Ars Technica does a deep dive into the real truth behind Apple’s switch from IBM to Intel.
Focusing on how Apple has shot itself in the foot in regards to it’s relationship with IBM, and what Intel stands to gain in the iPod arena, it covers some things I hadn’t thought of until now.
One of the major factors in the switch was something that’s often been discussed here at Ars and elsewhere: Apple’s mercurial and high-handed relationship with its chip suppliers.
And the iPod:
For the real reason behind the switch, you have to look to the fact that it’s the iPod and iTMS—not the Mac—that are now driving Apple’s revenues and stock price. As I stated in my previous article on the switch, Apple is more concerned with scoring Intel’s famous volume discounts on the Pentium (with its attendant feature-rich chipsets) and XScale lines than it is about the performance, or even the performance per Watt, of the Mac.

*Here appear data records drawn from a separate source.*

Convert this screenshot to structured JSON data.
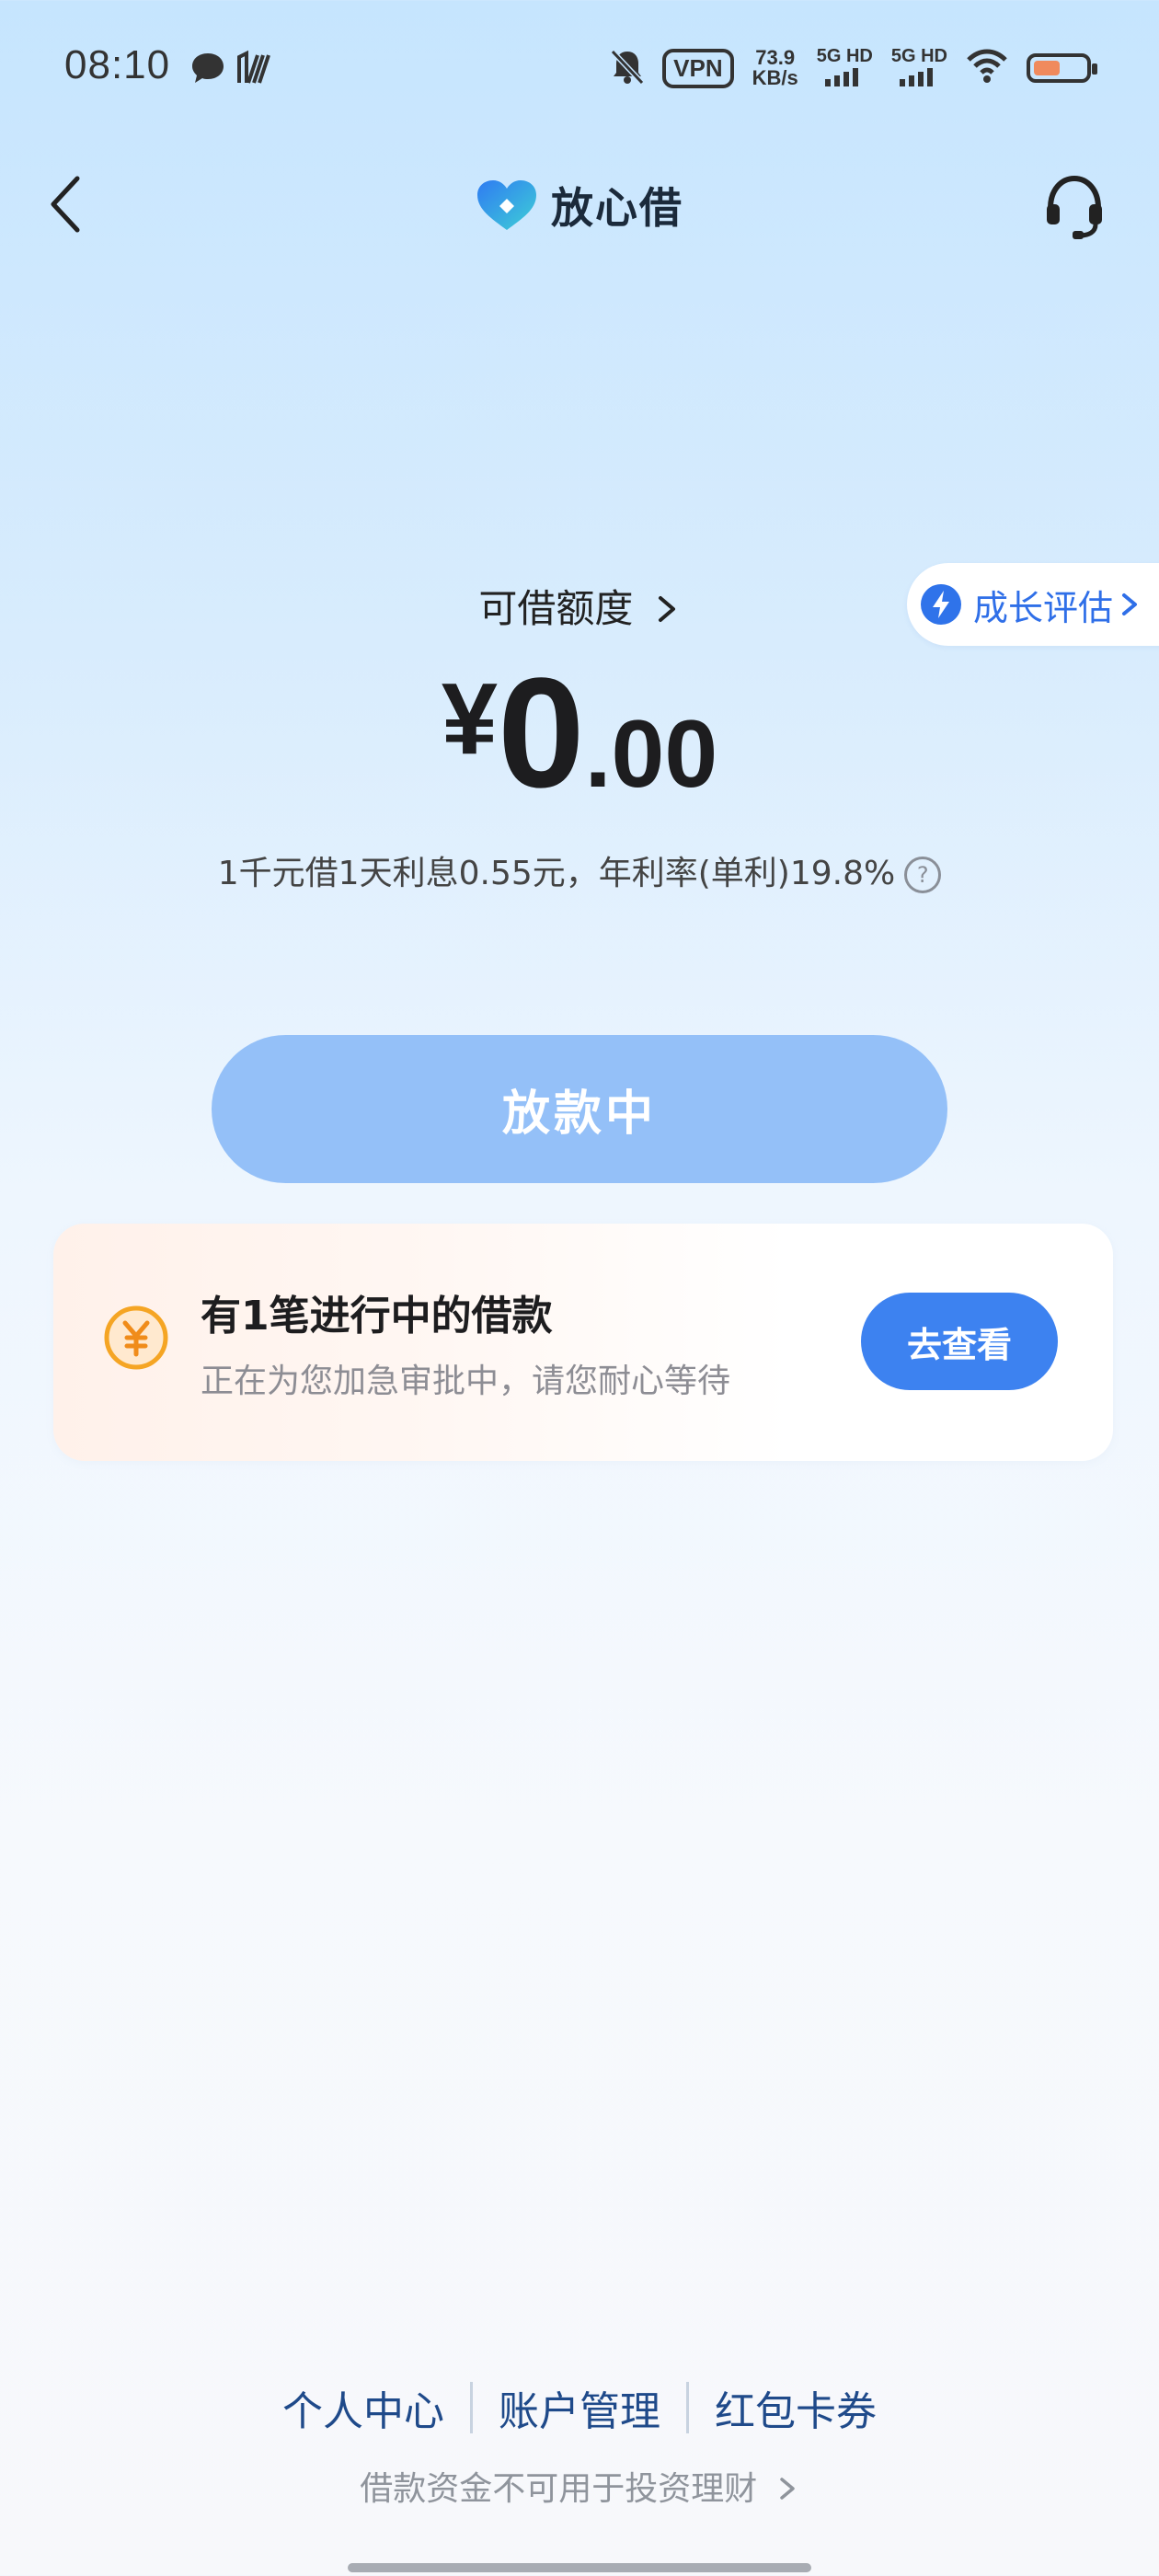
{
  "status_bar": {
    "time": "08:10",
    "vpn": "VPN",
    "speed_value": "73.9",
    "speed_unit": "KB/s",
    "net1": "5G HD",
    "net2": "5G HD"
  },
  "nav": {
    "brand_name": "放心借"
  },
  "quota": {
    "label": "可借额度",
    "currency": "¥",
    "amount_integer": "0",
    "amount_decimal": ".00",
    "rate_text": "1千元借1天利息0.55元，年利率(单利)19.8%",
    "help_symbol": "?"
  },
  "growth": {
    "label": "成长评估"
  },
  "main_button": {
    "label": "放款中"
  },
  "loan_card": {
    "title": "有1笔进行中的借款",
    "subtitle": "正在为您加急审批中，请您耐心等待",
    "button": "去查看"
  },
  "footer": {
    "links": [
      "个人中心",
      "账户管理",
      "红包卡券"
    ],
    "disclaimer": "借款资金不可用于投资理财"
  },
  "colors": {
    "accent": "#3d82f0",
    "button_disabled": "#94c0f8",
    "coin": "#f5a524",
    "link": "#1f4a8a"
  }
}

It’s critical to understanding the switch that you not underestimate the importance of Intel’s XScale to Apple’s decision to leave IBM. The current iPods use an ARM chip from Texas Instruments, but we can expect to see Intel inside future versions of the iPod line. So because Apple is going to become an all-Intel shop like Dell, with Intel providing the processors that power both the Mac and the iPod, Apple will get the same kinds of steep volume discounts across its entire product line that keep Dell from even glancing AMD’s way.